German provocateur Rosa von Praunheim shamelessly celebrates his own life and times, recapping half a century of gay activism, no-rules guerrilla filmmaking and camp grotesquerie in "Neurosia: Fifty Years of Perversity." Self-indulgent in the extreme but amusing, this irreverent docu-autobiography, jokingly styled as an arch murder mystery, should go over well at gay festivals and in specialized theatrical release.
German provocateur Rosa von Praunheim shamelessly celebrates his own life and times, recapping half a century of gay activism, no-rules guerrilla filmmaking and camp grotesquerie in “Neurosia: Fifty Years of Perversity.” Self-indulgent in the extreme but consistently amusing, this irreverent docu-autobiography, jokingly styled as an arch murder mystery, should go over well at gay festivals and in specialized theatrical release.
Pre-titles sequence has von Praunheim introducing the premiere of his new film before a live audience when a moviegoer leaps to his feet and shoots him. Disdainful TV reporter Gesine Ganzman-Seipel (Desiree Nick) is assigned to do a muckraking series on the victim’s debauched existence and his career as a dilettante artist. The mystery surrounding his death is fueled by the disappearance of the corpse.
Gesine insinuates herself into von Praunheim’s private life, duping his mother into providing access to his personal belongings. Initially disgusted at the depravity she unearths, the reporter reads his love letters and hate mail, traces clues and anonymous tipoffs, prowls public toilets and other seedy hangouts, talking to the deceased’s neighbors, ex-lovers, stars of his films and bizarre family members.
Some of the eccentric menagerie refuse to talk. Others are only too willing to divulge personal information, like Evelyn Kunneke, who claims von Praunheim’s homosexuality was an attention-seeking device and that he really loved her. Biggest laughs come when Gesine follows von Praunheim’s tracks to New York and meets a former flame; he recalls Rosa’s horrifying eating habits and his appalling practice of playing Bavarian folk tunes on his foreskin.

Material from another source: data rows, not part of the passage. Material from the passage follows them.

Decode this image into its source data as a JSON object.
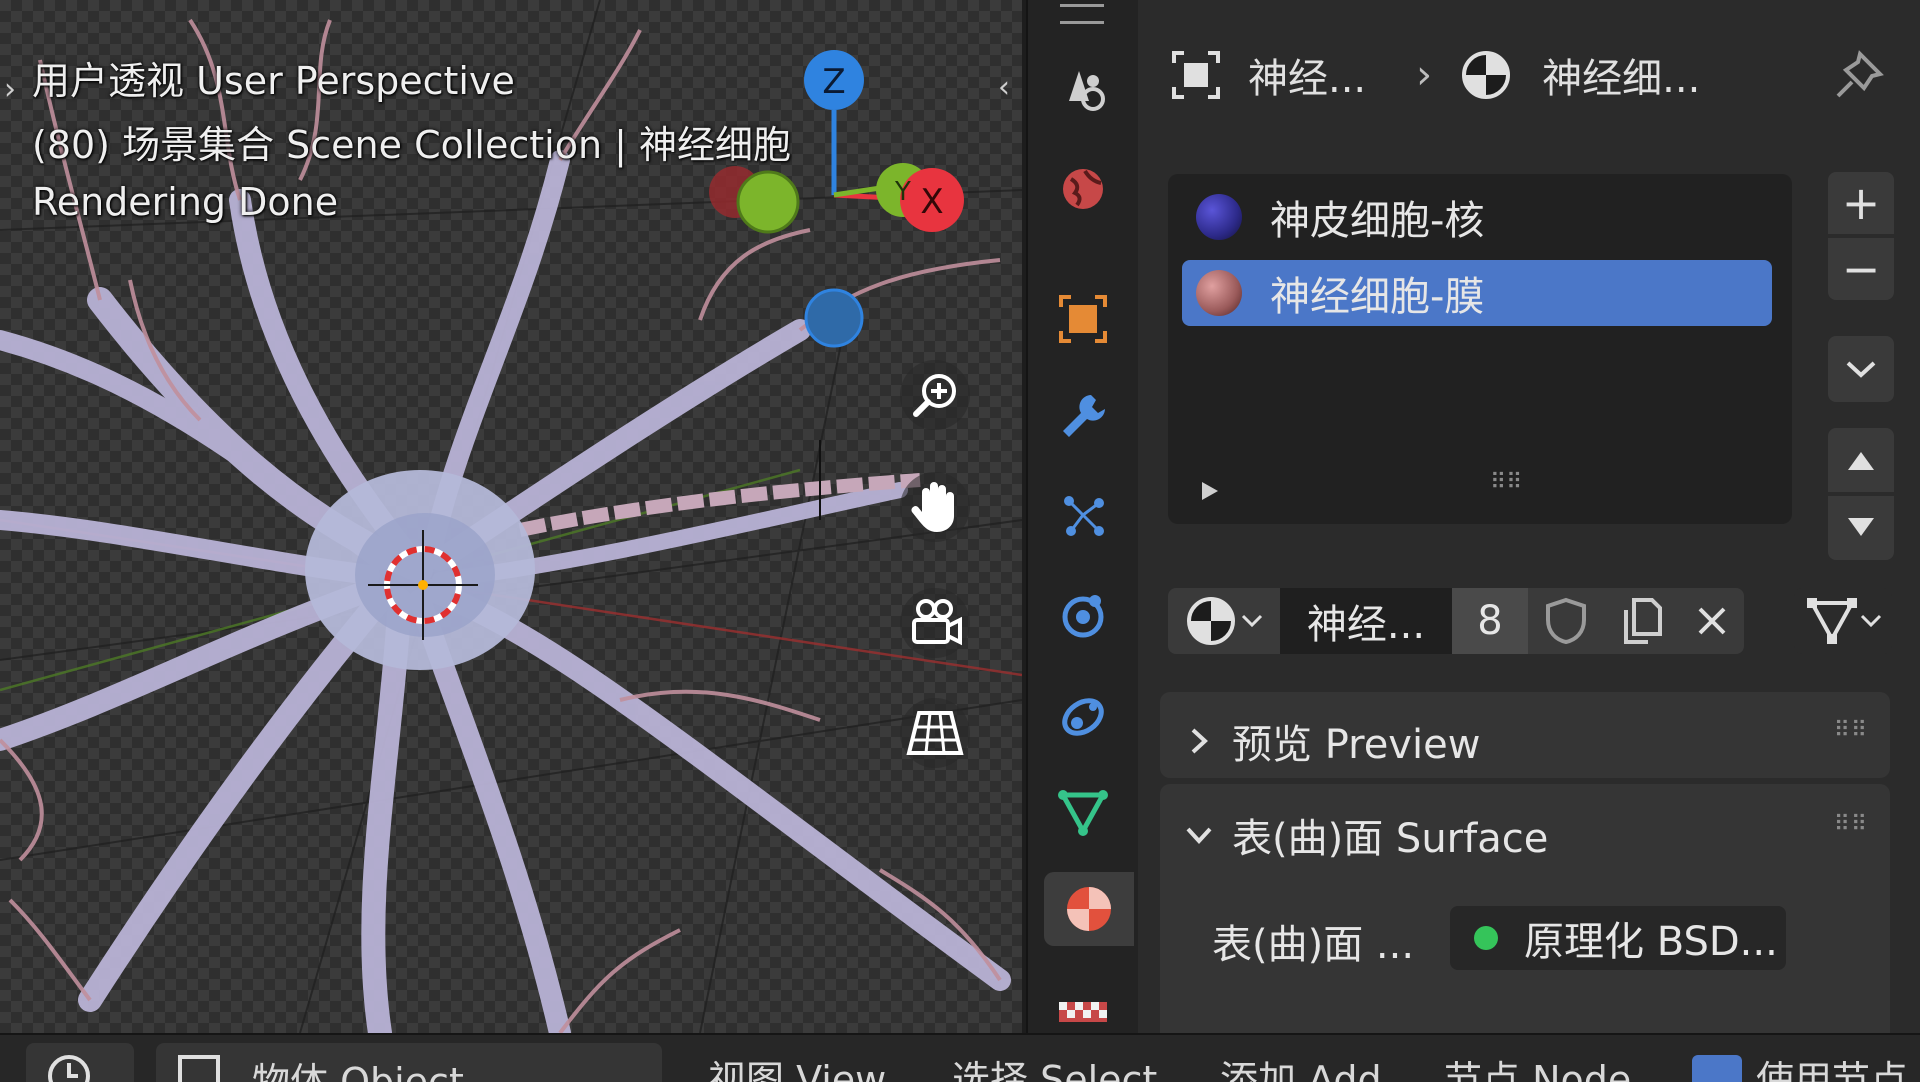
{
  "viewport": {
    "perspective_label": "用户透视 User Perspective",
    "collection_label": "(80) 场景集合 Scene Collection | 神经细胞",
    "status_label": "Rendering Done",
    "gizmo": {
      "z": "Z",
      "x": "X",
      "y": "Y"
    },
    "tools": [
      "zoom-icon",
      "pan-hand-icon",
      "camera-icon",
      "grid-icon"
    ]
  },
  "properties": {
    "breadcrumb": {
      "object": "神经...",
      "material": "神经细..."
    },
    "materials": [
      {
        "name": "神皮细胞-核",
        "color": "#2d2a8a",
        "selected": false
      },
      {
        "name": "神经细胞-膜",
        "color": "#9a5a5a",
        "selected": true
      }
    ],
    "slot": {
      "material_name": "神经...",
      "user_count": "8"
    },
    "panels": {
      "preview": "预览 Preview",
      "surface": "表(曲)面 Surface",
      "surface_field_label": "表(曲)面 ...",
      "surface_shader": "原理化 BSD..."
    }
  },
  "bottom_bar": {
    "object_mode": "物体 Object",
    "view": "视图 View",
    "select": "选择 Select",
    "add": "添加 Add",
    "node": "节点 Node",
    "use_nodes": "使用节点"
  },
  "colors": {
    "accent_blue": "#4b77c8",
    "axis_x": "#e8343f",
    "axis_y": "#7cb52b",
    "axis_z": "#2f83e0",
    "selected_tab": "#e2513d"
  }
}
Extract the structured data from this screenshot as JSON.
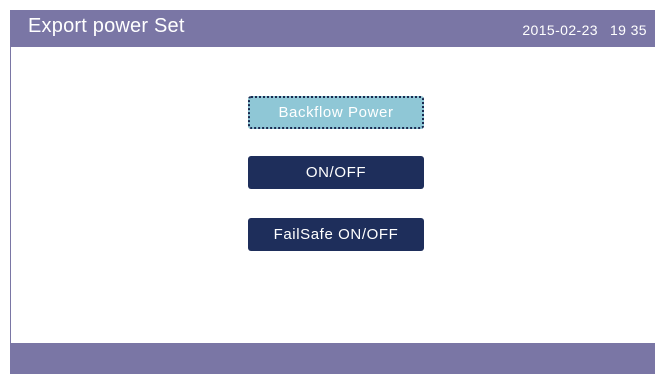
{
  "header": {
    "title": "Export power Set",
    "date": "2015-02-23",
    "time": "19 35"
  },
  "menu": {
    "items": [
      {
        "label": "Backflow Power",
        "selected": true
      },
      {
        "label": "ON/OFF",
        "selected": false
      },
      {
        "label": "FailSafe ON/OFF",
        "selected": false
      }
    ]
  },
  "colors": {
    "bar": "#7a76a5",
    "button": "#1e2e5b",
    "button_selected": "#8fc7d6"
  }
}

Gesine becomes increasingly dedicated to her assignment and possibly even more sympathetic to her subject’s cause. But soon after she promises viewers details of von Praunheim’s affairs with prominent businessmen and high-ranking government, church and military officials, his diaries containing the evidence vanish and the series is axed due to dismal ratings. Gesine perseveres regardless, eventually discovering the truth.
While the approach is almost pure burlesque, von Praunheim weaves in a surprisingly coherent self-portrait. Starting with a look at his childhood as his mother flips through a photo album (she says, “I’ve survived two world wars; living with him is the third”), he retraces the earliest efforts of an oeuvre encompassing nearly 50 films and recalls the part he played in the birth of the German gay movement in the 1970s.
His militancy was cranked up after exposure to the more empowered gay activist groups of New York. After losing 60 close friends to AIDS, von Praunheim reacted by outing gay German public figures, which led to his being attacked in the national media.
The balance of autobiographical accuracy and self-glorification is questionable at times, but this clearly is part of the director’s game. Technical rawness suits the kamikaze style, and things are kept moving at an entertaining pace by the agile editing of film clips and archive material, including funny footage of moral crusader Anita Bryant copping a pie in the face and then praying for the delivery of her aggressor from his “deviant lifestyle.”